The Ocean Cleanup announces plastic trash collection from the Pacific garbage patch, next year.
The 22-year-old inventor claims that the redesigned cleanup system, will collect half the plastic trash in the Pacific Garbage Patch in five years.
Boyan Slat first set out a vision of his Ocean Cleanup machine, when he was just 17.
Over 5 trillion pieces of plastic currently litter the ocean.
“Trash accumulates in 5 ocean garbage patches, the largest one being the Great Pacific Garbage Patch, located between Hawaii and California. If left to circulate, the plastic will impact our ecosystems, health and economies.”
The Ocean Cleanup further announced that parts of its first cleanup system are already in production. Thanks to an improved design, The Ocean Cleanup has increased the efficiency of the system, allowing for the cleanup of half the Great Pacific Garbage Patch in just 5 years.
The main idea behind The Ocean Cleanup is to let the ocean currents do the work. An installation of U-shaped screens channels floating plastic to a central point. The concentrated plastic can then be extracted and shipped to shore for recycling into durable products. The improvements announced today involve the introduction of a mobile, or drifting system. Rather than fixing the floating screens to the seabed at great depths, The Ocean Cleanup will apply sea anchors to ensure the floating screens move slower than the plastic. Rather than one massive barrier, the improved, modular cleanup system consists of a fleet of screens.
This new, modular technology and the successful funding round announced on May 3, 2017, enable The Ocean Cleanup to accelerate production, deployment and the actual extraction of plastic from the ocean.
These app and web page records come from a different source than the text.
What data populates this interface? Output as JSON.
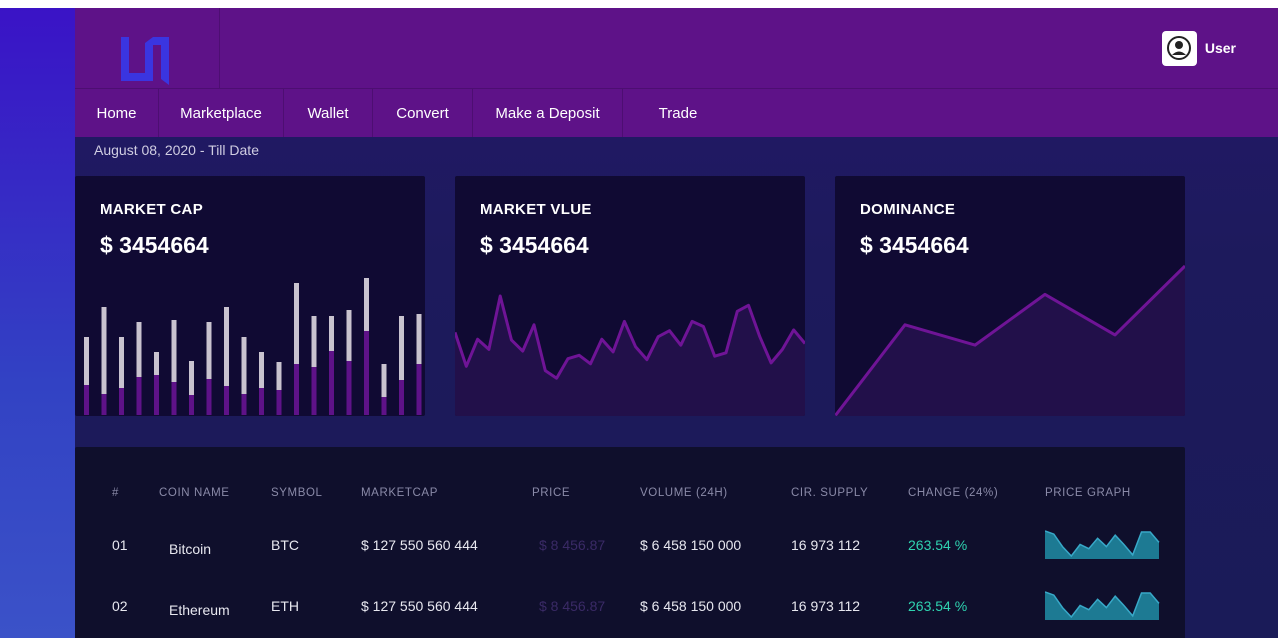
{
  "header": {
    "logo_icon": "brand-logo-icon",
    "user": {
      "name": "User",
      "avatar_icon": "user-avatar-icon"
    }
  },
  "nav": {
    "items": [
      {
        "label": "Home"
      },
      {
        "label": "Marketplace"
      },
      {
        "label": "Wallet"
      },
      {
        "label": "Convert"
      },
      {
        "label": "Make a Deposit"
      },
      {
        "label": "Trade"
      }
    ]
  },
  "date_range": "August 08, 2020 - Till Date",
  "cards": [
    {
      "title": "MARKET CAP",
      "value": "$ 3454664"
    },
    {
      "title": "MARKET VLUE",
      "value": "$ 3454664"
    },
    {
      "title": "DOMINANCE",
      "value": "$ 3454664"
    }
  ],
  "colors": {
    "header_bg": "#5e1288",
    "card_bg": "#100a33",
    "bar_light": "#c9c3cf",
    "bar_accent": "#5e1288",
    "line_accent": "#6f1496",
    "change_color": "#2fd3b0",
    "sparkline": "#1d7a93"
  },
  "chart_data": [
    {
      "type": "bar",
      "series": [
        {
          "values": [
            78,
            108,
            78,
            93,
            63,
            95,
            54,
            93,
            108,
            78,
            63,
            53,
            132,
            99,
            99,
            105,
            137,
            51,
            99,
            101
          ]
        },
        {
          "values": [
            30,
            21,
            27,
            38,
            40,
            33,
            20,
            36,
            29,
            21,
            27,
            25,
            51,
            48,
            64,
            54,
            84,
            18,
            35,
            51
          ]
        }
      ]
    },
    {
      "type": "area",
      "values": [
        75,
        35,
        67,
        55,
        118,
        66,
        53,
        84,
        30,
        21,
        44,
        48,
        38,
        67,
        52,
        88,
        58,
        43,
        70,
        77,
        60,
        88,
        82,
        47,
        51,
        100,
        107,
        70,
        39,
        55,
        78,
        62
      ]
    },
    {
      "type": "area",
      "values": [
        0,
        90,
        70,
        120,
        80,
        148
      ]
    }
  ],
  "table": {
    "headers": [
      "#",
      "COIN NAME",
      "SYMBOL",
      "MARKETCAP",
      "PRICE",
      "VOLUME (24H)",
      "CIR. SUPPLY",
      "CHANGE (24%)",
      "PRICE GRAPH"
    ],
    "rows": [
      {
        "num": "01",
        "name": "Bitcoin",
        "symbol": "BTC",
        "marketcap": "$ 127 550 560 444",
        "price": "$ 8 456.87",
        "volume": "$ 6 458 150 000",
        "supply": "16 973 112",
        "change": "263.54 %"
      },
      {
        "num": "02",
        "name": "Ethereum",
        "symbol": "ETH",
        "marketcap": "$ 127 550 560 444",
        "price": "$ 8 456.87",
        "volume": "$ 6 458 150 000",
        "supply": "16 973 112",
        "change": "263.54 %"
      }
    ],
    "sparkline": [
      25,
      22,
      10,
      1,
      12,
      8,
      18,
      10,
      21,
      12,
      2,
      24,
      24,
      14
    ]
  }
}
Testing of the first system will start off the American west coast by the end of 2017. With the first deployment in the Great Pacific Garbage Patch in the first half of 2018, The Ocean Cleanup will start its mission two years ahead of schedule.
Images credit The Ocean Cleanup Foundation
source Ocean Cleanup